SSCC - Social Science Computing Cooperative Supporting Statistical Analysis for Research

4.2 Specifying a model

4.2.1 Formula

The response variable and model variables are specified as an R formula. The basic form of a formula is

\[response \sim term_1 + \cdots + term_p.\]

The tilda, ~, separates the response variable, on the left, from the terms of the model, which are on the right. Terms are are either the main effect of a regressor or the interaction of regressors. Model variables are constructed from terms. For example, a factored regressor, R's implementation of a categorical variable, can be used as term in a model and it results in multiple model variables, one for each non reference level category. There is one coefficient for each model variable and possibly multiple coefficients for a term.

The mathematical symbols, +, -, *, and ^ do not have their normal mathematical meaning in a formula. The + symbol is used to add additional terms to a fromula, The - symbol is used to remove a term from a formula. The decriptions for * and ^ are included with the formula shortcuts below.

Some common terms are

  • Numeric regressor: All numeric variable types result in a single continuous model variable.
  • Logical regressor: Results in a single indicator, also known as dummy variable, in the model.
  • Factored regressor: Results in a set of indicator variables in the model. The first level of the factor is the reference level and is not coded as an indicator variable. All other levels are encoded as indicator variables.
  • \(term_1:term_2\): Creates a term from the interaction between terms \(term_1\) and \(term_2\). The : operator does not force the main effect terms, \(term_1\) and \(term_2\), into the model.

Some formula short cuts for specifying terms.

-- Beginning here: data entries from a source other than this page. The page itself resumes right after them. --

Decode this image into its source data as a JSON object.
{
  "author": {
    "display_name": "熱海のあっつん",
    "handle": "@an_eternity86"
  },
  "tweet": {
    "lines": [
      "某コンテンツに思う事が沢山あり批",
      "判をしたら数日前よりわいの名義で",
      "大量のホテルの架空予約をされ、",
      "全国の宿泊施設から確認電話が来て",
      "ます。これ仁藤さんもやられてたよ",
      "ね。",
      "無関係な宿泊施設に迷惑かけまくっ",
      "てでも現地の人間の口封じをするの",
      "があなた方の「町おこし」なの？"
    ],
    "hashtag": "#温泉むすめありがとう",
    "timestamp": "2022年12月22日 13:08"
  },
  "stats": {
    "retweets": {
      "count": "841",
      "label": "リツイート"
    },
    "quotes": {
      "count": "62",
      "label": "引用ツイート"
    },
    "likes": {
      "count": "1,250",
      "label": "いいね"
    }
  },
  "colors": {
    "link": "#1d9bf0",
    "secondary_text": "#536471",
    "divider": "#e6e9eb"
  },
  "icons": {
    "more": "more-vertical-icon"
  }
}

  • \(term_1*term_2\): This results in the same interaction term as \(term_1:term_2\). The * operator forces the main effect terms \(term_1\) and \(term_2\) into the model.
  • \((term_1 + \cdots + term_j)\)^\(k\): Creates a term for each of the \(j\) terms and all interactions up to order \(k\) which can be formed from the \(j\) terms.
  • I(\(expression\)): The I() function is used when you need to use +, -, *, or ^ as math symbols to construct a term in the formula. This is commonly used to construct a quadratic term.
  • poly(x, degree=k): Creates a term which is a jth order polynomial of the regressor x. Poly() constructs k model variables which are orthogonal to each other. A poly term, like a factor, is a single term which translates into multiple model variables. These behaviors, orthogonality of the model variables and grouping the k model variables, are advantages when doing variable selection. These orthogonal model variables are difficult to interpret since they are not on the scale of the original regressors. Therefore it is common practice to use poly for model selection and then rerun the selected model using polynomial terms constructed from the regressor after the variable selection process is complete.
  • -1: Removes the intercept from the model. The intercept is included in a model by default in R.

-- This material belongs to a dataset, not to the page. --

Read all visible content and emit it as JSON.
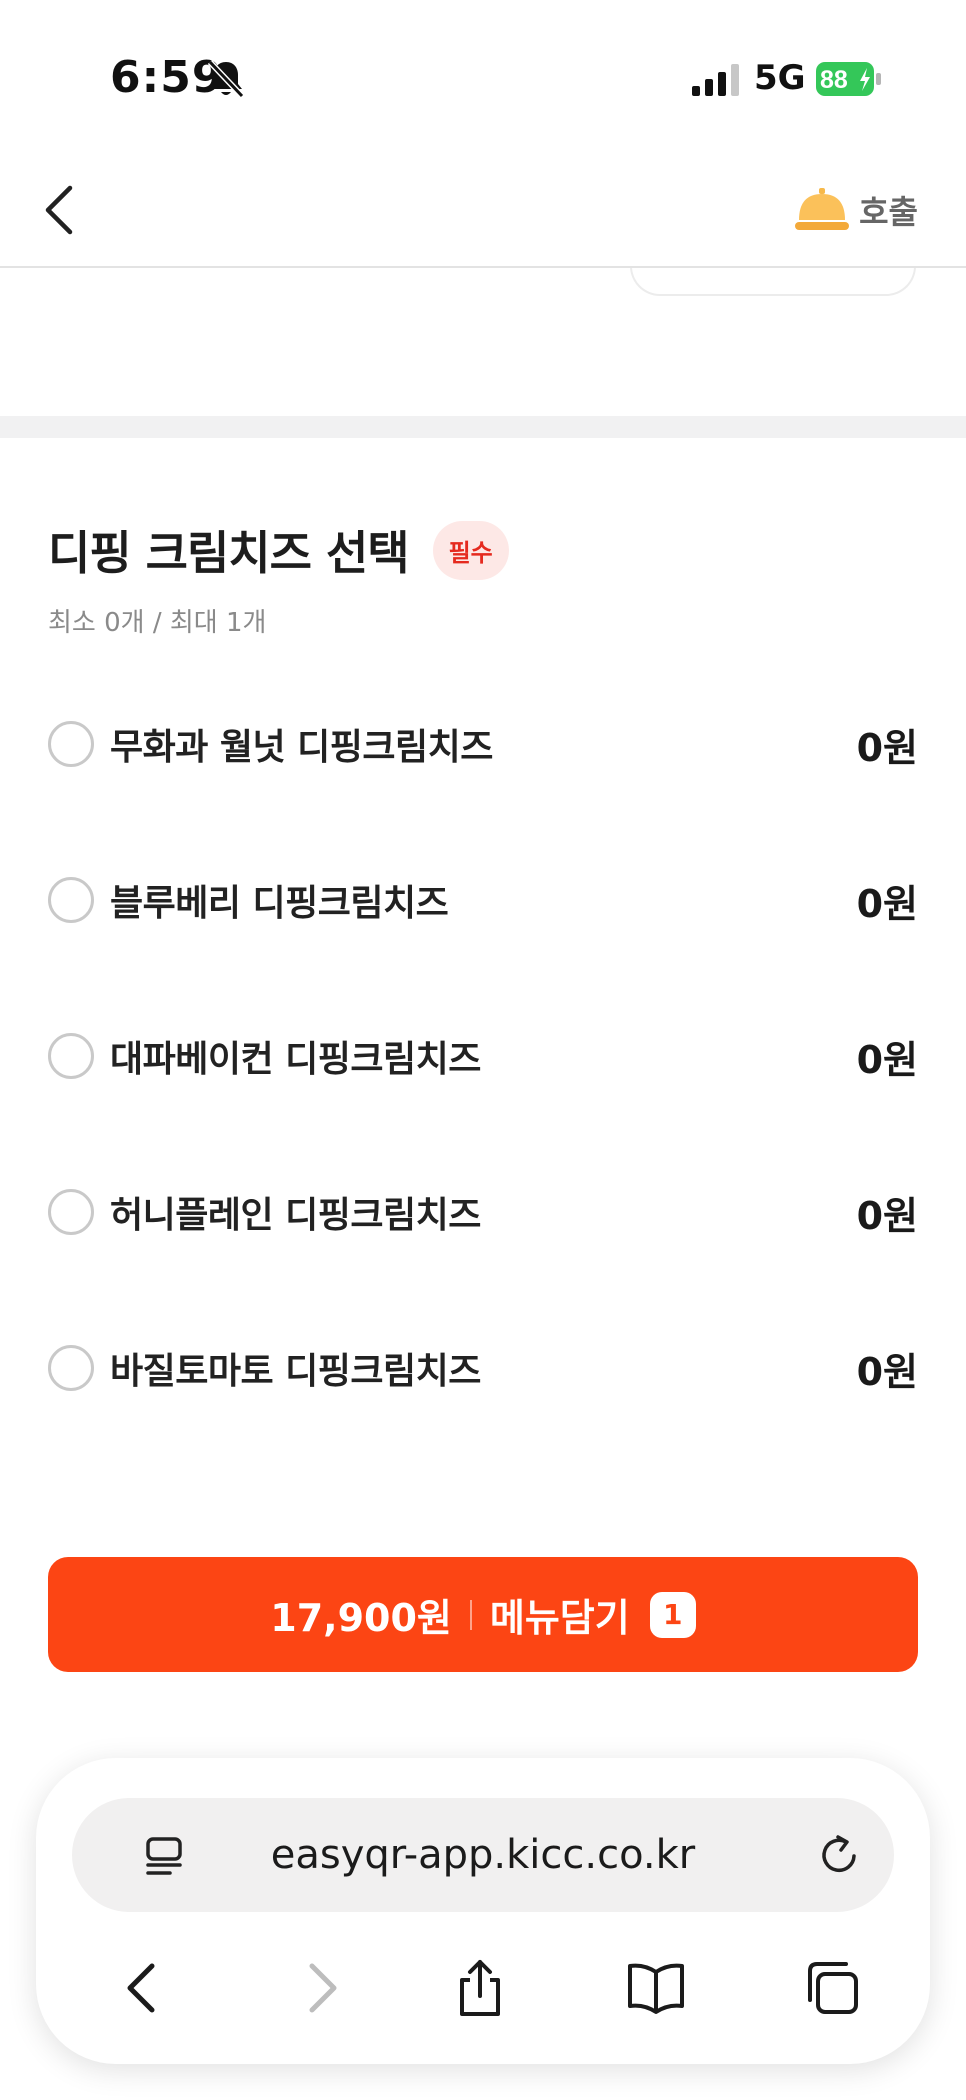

As an example consider the formula, y ~ A + B*C. Where A and B are numeric regressors and C is a categorical regressors with three levels, level1, level2, and level3. This formula results in the following terms and model variables.

  • (Intercept): This term is a model constant.
    • (Intercept): The constant term.
  • A: This term results in a single continuous model variable.
    • A: A continuous model variable.
  • B: This term results in a single continuous model variable.
    • B: A continuous model variable.
  • C: This term results in two model variables.
    • Clevel2: An indicator variable that represents a change in the intercept.
    • Clevel3: An indicator variable that represents a change in the intercept.
  • B:C: This term results in two model variables.
    • B:Clevel2: An indicator variable that represents a change in the B slope value.
    • B:Clevel3: An indicator variable that represents a change in the B slope value.